In many ways, the principles of virtual networking and prospecting are the same, but unlike a crowded coffee break, you have to work harder to strike up a conversation. Online you need to build up small talk, such as likes and shares, over a longer period of time.
The best place to network depends on who you need to talk to. People tend to use LinkedIn to sell professional services, but if your target market is people and businesses in your area, you should be able to find Facebook groups covering the parts of the country that you would like to sell to. Instagram and Twitter can be more difficult to network on, so we’ve focussed on Facebook and LinkedIn.
Get your profile right
Use a photo that shows your face clearly, or if you’re very shy, something innocuous. In person we all build rapport by talking to faces, whether we’re good at reading body language or not. When people interact with posts and comments, they’re building a rapport with your photo, so pick an image that you’re comfortable with as your work persona and you’ll attract the kind of people you want to work with.

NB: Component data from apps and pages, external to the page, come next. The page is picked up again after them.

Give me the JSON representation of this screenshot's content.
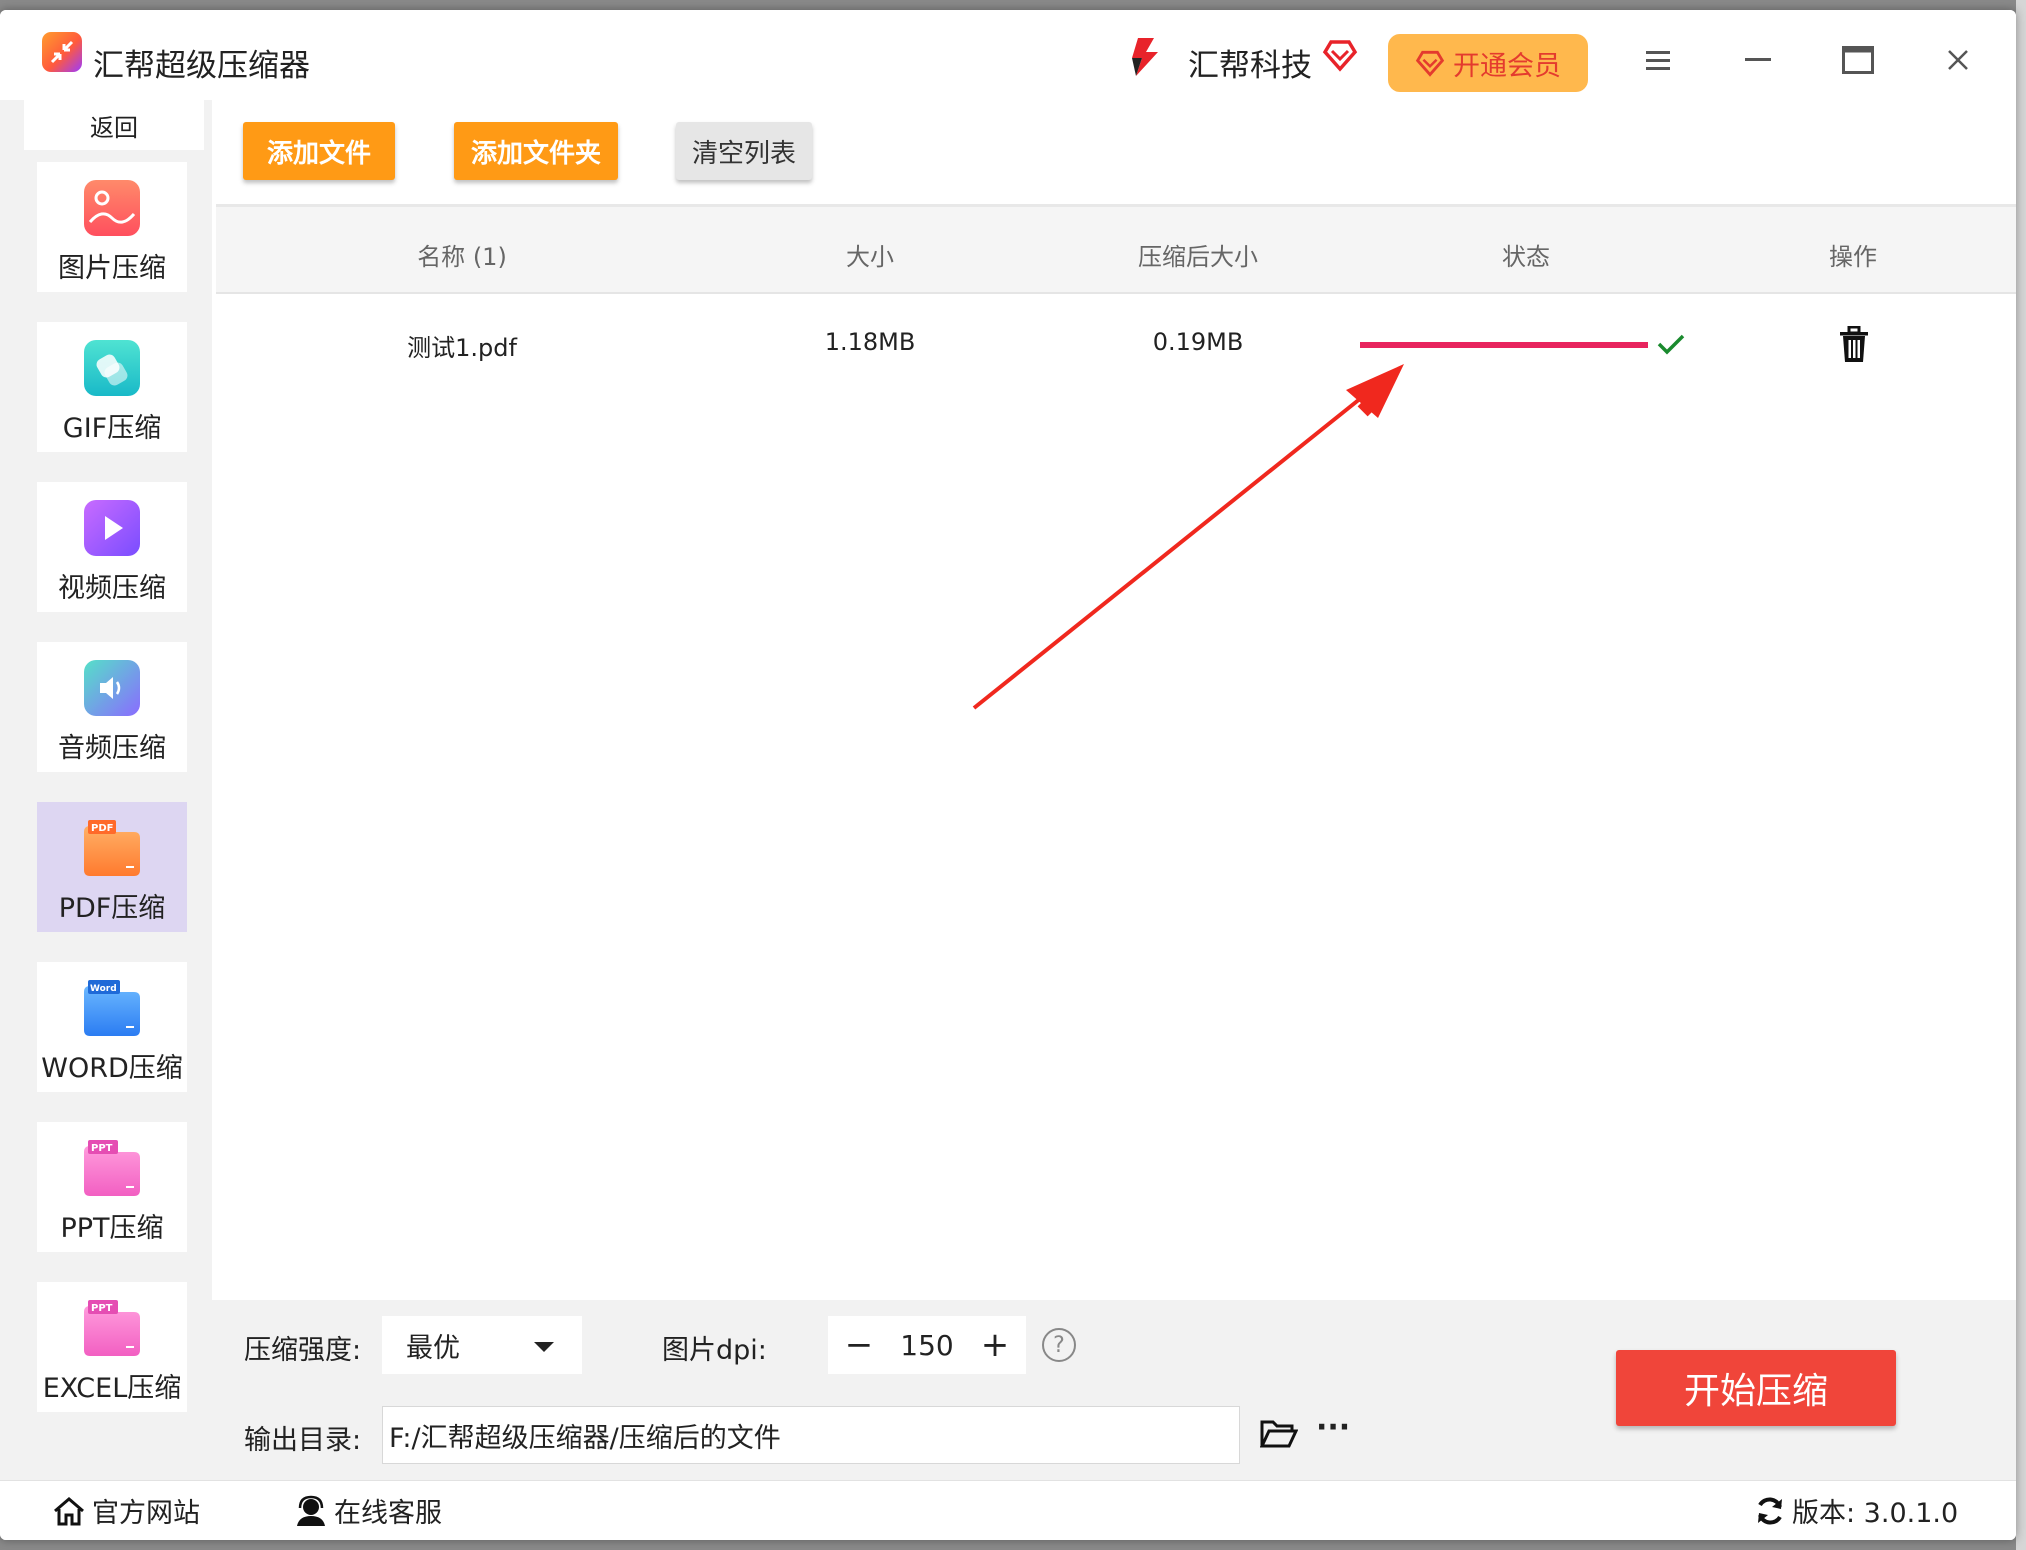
{
  "window": {
    "title": "汇帮超级压缩器",
    "brand": "汇帮科技",
    "vip_label": "开通会员"
  },
  "sidebar": {
    "back_label": "返回",
    "items": [
      {
        "label": "图片压缩",
        "icon": "image-icon"
      },
      {
        "label": "GIF压缩",
        "icon": "gif-icon"
      },
      {
        "label": "视频压缩",
        "icon": "video-icon"
      },
      {
        "label": "音频压缩",
        "icon": "audio-icon"
      },
      {
        "label": "PDF压缩",
        "icon": "pdf-icon",
        "active": true
      },
      {
        "label": "WORD压缩",
        "icon": "word-icon"
      },
      {
        "label": "PPT压缩",
        "icon": "ppt-icon"
      },
      {
        "label": "EXCEL压缩",
        "icon": "excel-icon"
      }
    ]
  },
  "toolbar": {
    "add_file": "添加文件",
    "add_folder": "添加文件夹",
    "clear_list": "清空列表"
  },
  "table": {
    "columns": [
      "名称 (1)",
      "大小",
      "压缩后大小",
      "状态",
      "操作"
    ],
    "rows": [
      {
        "name": "测试1.pdf",
        "size": "1.18MB",
        "compressed_size": "0.19MB",
        "progress": 1.0,
        "status": "done"
      }
    ]
  },
  "settings": {
    "strength_label": "压缩强度:",
    "strength_value": "最优",
    "dpi_label": "图片dpi:",
    "dpi_value": "150",
    "dpi_minus": "−",
    "dpi_plus": "+",
    "help": "?",
    "output_label": "输出目录:",
    "output_path": "F:/汇帮超级压缩器/压缩后的文件",
    "more": "···",
    "start_label": "开始压缩"
  },
  "statusbar": {
    "website": "官方网站",
    "support": "在线客服",
    "version": "版本: 3.0.1.0"
  },
  "colors": {
    "accent_orange": "#ff9a15",
    "start_red": "#f0453a",
    "progress_pink": "#e8245e",
    "check_green": "#1a8a2e",
    "vip_bg": "#ffb84d"
  }
}
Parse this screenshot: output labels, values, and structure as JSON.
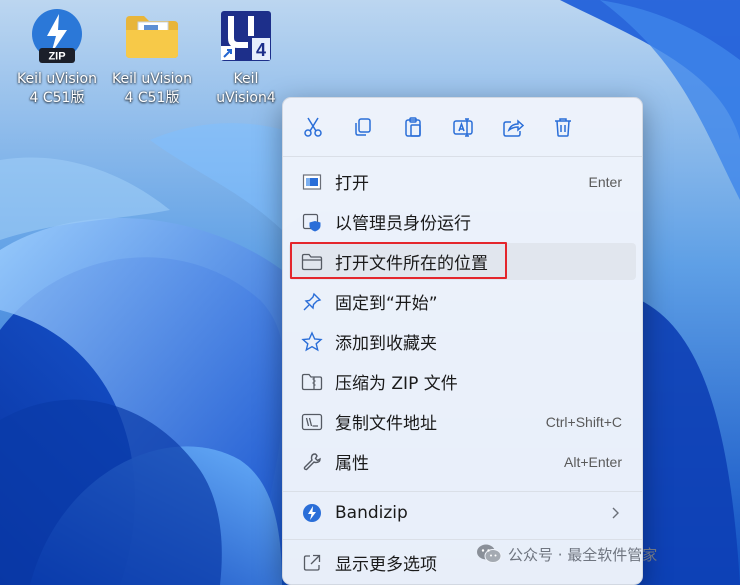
{
  "desktop": {
    "icons": [
      {
        "name_line1": "Keil uVision",
        "name_line2": "4 C51版"
      },
      {
        "name_line1": "Keil uVision",
        "name_line2": "4 C51版"
      },
      {
        "name_line1": "Keil",
        "name_line2": "uVision4"
      }
    ],
    "zip_badge": "ZIP",
    "uv_badge": "4"
  },
  "context_menu": {
    "toolbar": [
      "cut",
      "copy",
      "paste",
      "rename",
      "share",
      "delete"
    ],
    "items": [
      {
        "label": "打开",
        "shortcut": "Enter",
        "icon": "app-window-icon"
      },
      {
        "label": "以管理员身份运行",
        "shortcut": "",
        "icon": "shield-window-icon"
      },
      {
        "label": "打开文件所在的位置",
        "shortcut": "",
        "icon": "folder-icon",
        "highlighted": true
      },
      {
        "label": "固定到“开始”",
        "shortcut": "",
        "icon": "pin-icon"
      },
      {
        "label": "添加到收藏夹",
        "shortcut": "",
        "icon": "star-icon"
      },
      {
        "label": "压缩为 ZIP 文件",
        "shortcut": "",
        "icon": "zip-folder-icon"
      },
      {
        "label": "复制文件地址",
        "shortcut": "Ctrl+Shift+C",
        "icon": "copy-path-icon"
      },
      {
        "label": "属性",
        "shortcut": "Alt+Enter",
        "icon": "wrench-icon"
      }
    ],
    "bandizip": {
      "label": "Bandizip",
      "icon": "bandizip-icon"
    },
    "more": {
      "label": "显示更多选项",
      "icon": "open-external-icon"
    }
  },
  "watermark": {
    "text": "公众号 · 最全软件管家"
  },
  "colors": {
    "accent": "#2a6ed8",
    "highlight_border": "#e4262c",
    "menu_bg": "#f0f4fb"
  }
}
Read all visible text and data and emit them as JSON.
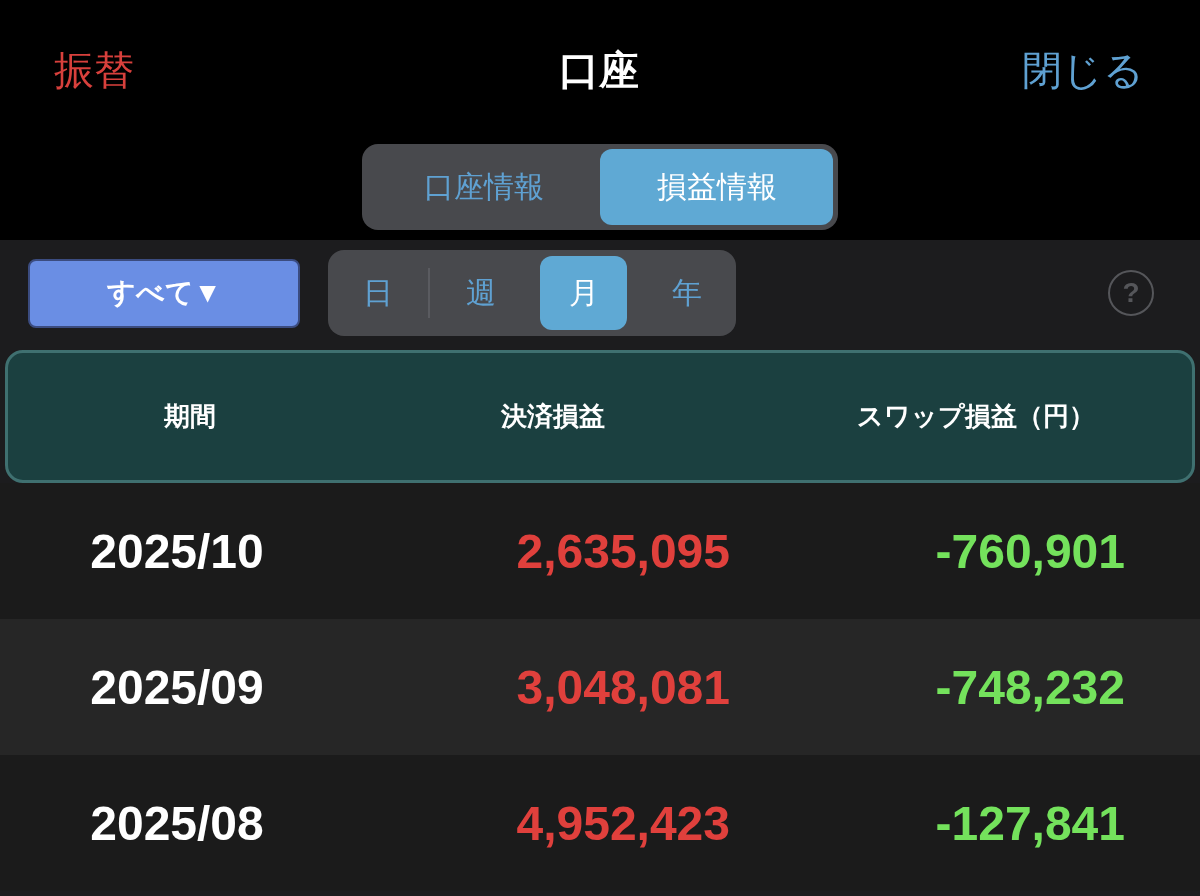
{
  "header": {
    "left_action": "振替",
    "title": "口座",
    "right_action": "閉じる"
  },
  "tabs": [
    {
      "label": "口座情報",
      "selected": false
    },
    {
      "label": "損益情報",
      "selected": true
    }
  ],
  "filter": {
    "label": "すべて▼"
  },
  "periods": [
    {
      "label": "日",
      "selected": false
    },
    {
      "label": "週",
      "selected": false
    },
    {
      "label": "月",
      "selected": true
    },
    {
      "label": "年",
      "selected": false
    }
  ],
  "help": {
    "label": "?"
  },
  "table": {
    "columns": [
      "期間",
      "決済損益",
      "スワップ損益（円）"
    ],
    "rows": [
      {
        "period": "2025/10",
        "settlement_pl": "2,635,095",
        "swap_pl": "-760,901"
      },
      {
        "period": "2025/09",
        "settlement_pl": "3,048,081",
        "swap_pl": "-748,232"
      },
      {
        "period": "2025/08",
        "settlement_pl": "4,952,423",
        "swap_pl": "-127,841"
      }
    ]
  }
}
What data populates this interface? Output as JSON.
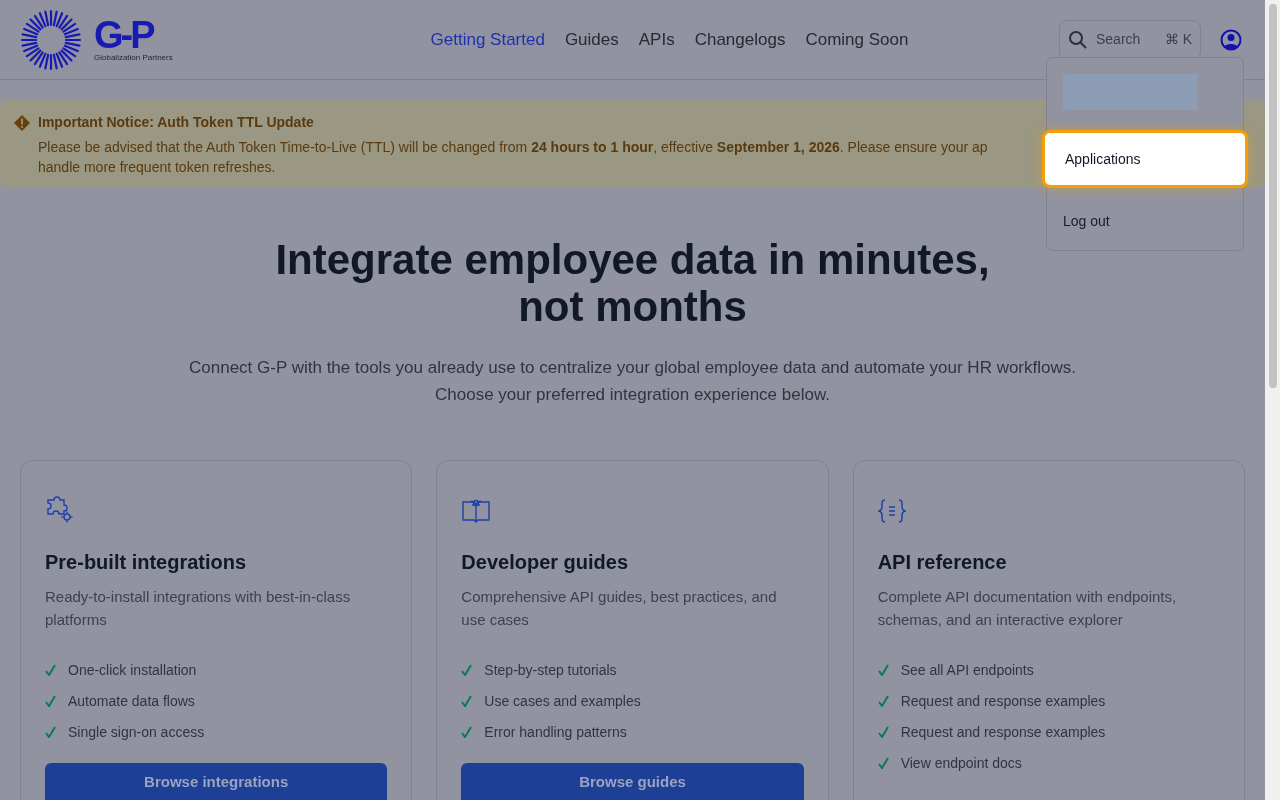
{
  "header": {
    "logo": {
      "wordmark": "G-P",
      "tagline": "Globalization Partners"
    },
    "nav": [
      {
        "label": "Getting Started",
        "selected": true
      },
      {
        "label": "Guides",
        "selected": false
      },
      {
        "label": "APIs",
        "selected": false
      },
      {
        "label": "Changelogs",
        "selected": false
      },
      {
        "label": "Coming Soon",
        "selected": false
      }
    ],
    "search": {
      "placeholder": "Search",
      "shortcut": "⌘ K"
    }
  },
  "account_menu": {
    "items": [
      {
        "kind": "skeleton"
      },
      {
        "kind": "item",
        "label": "Applications",
        "focused": true
      },
      {
        "kind": "item",
        "label": "Log out",
        "focused": false
      }
    ]
  },
  "notice": {
    "title": "Important Notice: Auth Token TTL Update",
    "lines": [
      "Please be advised that the Auth Token Time-to-Live (TTL) will be changed from **24 hours to 1 hour**, effective **September 1, 2026**. Please ensure your ap",
      "handle more frequent token refreshes."
    ]
  },
  "hero": {
    "title_lines": [
      "Integrate employee data in minutes,",
      "not months"
    ],
    "subtitle_lines": [
      "Connect G-P with the tools you already use to centralize your global employee data and automate your HR workflows.",
      "Choose your preferred integration experience below."
    ]
  },
  "cards": [
    {
      "title": "Pre-built integrations",
      "description": "Ready-to-install integrations with best-in-class platforms",
      "features": [
        "One-click installation",
        "Automate data flows",
        "Single sign-on access"
      ],
      "button": "Browse integrations"
    },
    {
      "title": "Developer guides",
      "description": "Comprehensive API guides, best practices, and use cases",
      "features": [
        "Step-by-step tutorials",
        "Use cases and examples",
        "Error handling patterns"
      ],
      "button": "Browse guides"
    },
    {
      "title": "API reference",
      "description": "Complete API documentation with endpoints, schemas, and an interactive explorer",
      "features": [
        "See all API endpoints",
        "Request and response examples",
        "Request and response examples",
        "View endpoint docs"
      ]
    }
  ]
}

You should also have a look at your profile as other people will see it and think about what it says to potential clients.
Follow any group administrator rules
When you know who you’d like to interact with and where, you can find and join as many groups as possible on LinkedIn and Facebook. The first rule for any social media platform is to make sure you follow the rules of any group you join. If a group states that you aren’t allowed to advertise your business, be careful about how your posts might appear. You could leave a bad impression if you get told off or banned by group administrators!
It’s still worth joining groups so you can see your competitors, find out what your potential clients are interested in and contact those that you’d like to work with.
Whichever platforms you use, it’s best to post regularly. Not posting on a social media platform is worse than being a wallflower at an in-person event, because no one can see you at all virtually.
On LinkedIn and Facebook, the usual advice is that it’s better for your visibility if you write a new post on your own newsfeed, but to build relationships with potential clients, you need to be more generous. Sharing, liking and commenting on the posts of people you’d like to network with helps their visibility at the same time as introducing you to their circle.
Comment sections are a great way to network with people that you aren’t already connected with. They’re a little like small talk in the queue for refreshments, except that you don’t need to find your business cards while holding a coffee. Having had a discussion, it’s much easier to send a message to talk further.
Show them that you’re worth talking to
Since you can’t usually post traditional adverts in virtual groups, being helpful is a more subtle way of advertising your expertise. People won’t read a long explanation and you don’t want to give your expertise away for free, so a brief answer followed by “if you need more help, please contact me” is enough.
Remember to specify how they should contact you, so it’s as easy as possible for them to follow up. If they have to stop and think “did they mean email or private messaging?”, they’re less likely to follow through.
Look for mutual contacts
All of the main social media channels allow you to see friends of friends, or second connections, if those people have opted in. 15 years ago someone might have hesitated to ask a contact to introduce them to a new contact virtually, but it’s normal now that so many businesses use social media platforms for marketing and networking.
Return favours and share goodwill
Offline it can be difficult to make introductions unless the two people you think could work together are in the same room. The beauty of online networking is that it takes seconds to tag someone in a comment and say “this person could help you”. It may seem a small gesture at the time, but every little introduction is a step on the way to success for you and anyone that joins your network.